▶ [Your objective]: Each line of the listing where "Save" appears should be reported.

# # # # # # #

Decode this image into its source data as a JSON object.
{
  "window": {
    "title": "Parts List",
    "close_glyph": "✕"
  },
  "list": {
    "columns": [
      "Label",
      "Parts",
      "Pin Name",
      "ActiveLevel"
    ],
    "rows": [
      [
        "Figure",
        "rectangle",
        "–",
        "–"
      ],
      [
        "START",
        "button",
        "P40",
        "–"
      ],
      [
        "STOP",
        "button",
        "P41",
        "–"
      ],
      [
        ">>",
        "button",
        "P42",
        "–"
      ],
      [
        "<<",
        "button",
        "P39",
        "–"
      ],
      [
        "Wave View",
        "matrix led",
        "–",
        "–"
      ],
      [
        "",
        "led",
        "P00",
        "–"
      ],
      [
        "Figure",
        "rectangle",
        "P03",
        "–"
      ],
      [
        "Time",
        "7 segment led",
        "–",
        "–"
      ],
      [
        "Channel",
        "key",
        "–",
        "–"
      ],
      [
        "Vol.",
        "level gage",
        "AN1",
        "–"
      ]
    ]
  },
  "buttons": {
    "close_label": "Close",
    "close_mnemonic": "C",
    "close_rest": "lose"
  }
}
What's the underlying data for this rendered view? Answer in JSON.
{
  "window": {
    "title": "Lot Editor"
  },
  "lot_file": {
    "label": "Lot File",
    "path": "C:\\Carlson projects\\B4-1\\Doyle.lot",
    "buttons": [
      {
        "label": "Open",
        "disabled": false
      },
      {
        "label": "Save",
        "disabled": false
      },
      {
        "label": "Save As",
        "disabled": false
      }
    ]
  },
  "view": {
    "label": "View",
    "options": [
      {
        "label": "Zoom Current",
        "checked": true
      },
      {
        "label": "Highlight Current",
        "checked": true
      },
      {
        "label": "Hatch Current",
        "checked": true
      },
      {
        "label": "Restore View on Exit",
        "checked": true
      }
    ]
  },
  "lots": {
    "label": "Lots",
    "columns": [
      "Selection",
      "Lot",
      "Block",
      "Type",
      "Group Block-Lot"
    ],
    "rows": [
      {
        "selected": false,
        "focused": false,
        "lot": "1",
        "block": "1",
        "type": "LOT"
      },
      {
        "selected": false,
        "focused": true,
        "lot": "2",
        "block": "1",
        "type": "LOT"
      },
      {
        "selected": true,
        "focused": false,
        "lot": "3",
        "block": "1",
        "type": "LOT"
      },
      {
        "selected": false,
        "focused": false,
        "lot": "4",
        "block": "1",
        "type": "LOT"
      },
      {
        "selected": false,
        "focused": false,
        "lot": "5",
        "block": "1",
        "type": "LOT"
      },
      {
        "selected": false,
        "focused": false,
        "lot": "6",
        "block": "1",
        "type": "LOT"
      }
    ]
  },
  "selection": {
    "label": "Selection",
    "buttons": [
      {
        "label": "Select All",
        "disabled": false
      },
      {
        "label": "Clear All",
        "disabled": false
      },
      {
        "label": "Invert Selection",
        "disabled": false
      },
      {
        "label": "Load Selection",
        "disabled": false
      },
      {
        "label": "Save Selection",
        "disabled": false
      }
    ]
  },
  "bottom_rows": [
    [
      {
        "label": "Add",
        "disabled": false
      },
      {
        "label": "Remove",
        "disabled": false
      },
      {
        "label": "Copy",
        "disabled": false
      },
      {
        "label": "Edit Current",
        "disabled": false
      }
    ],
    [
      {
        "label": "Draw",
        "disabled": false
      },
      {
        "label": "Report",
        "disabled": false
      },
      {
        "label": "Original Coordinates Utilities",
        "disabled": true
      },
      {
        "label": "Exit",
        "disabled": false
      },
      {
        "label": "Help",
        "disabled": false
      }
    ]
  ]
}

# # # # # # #

▶ [Output for this task]:
        "label": "Save",
        "label": "Save As",
        "label": "Save Selection",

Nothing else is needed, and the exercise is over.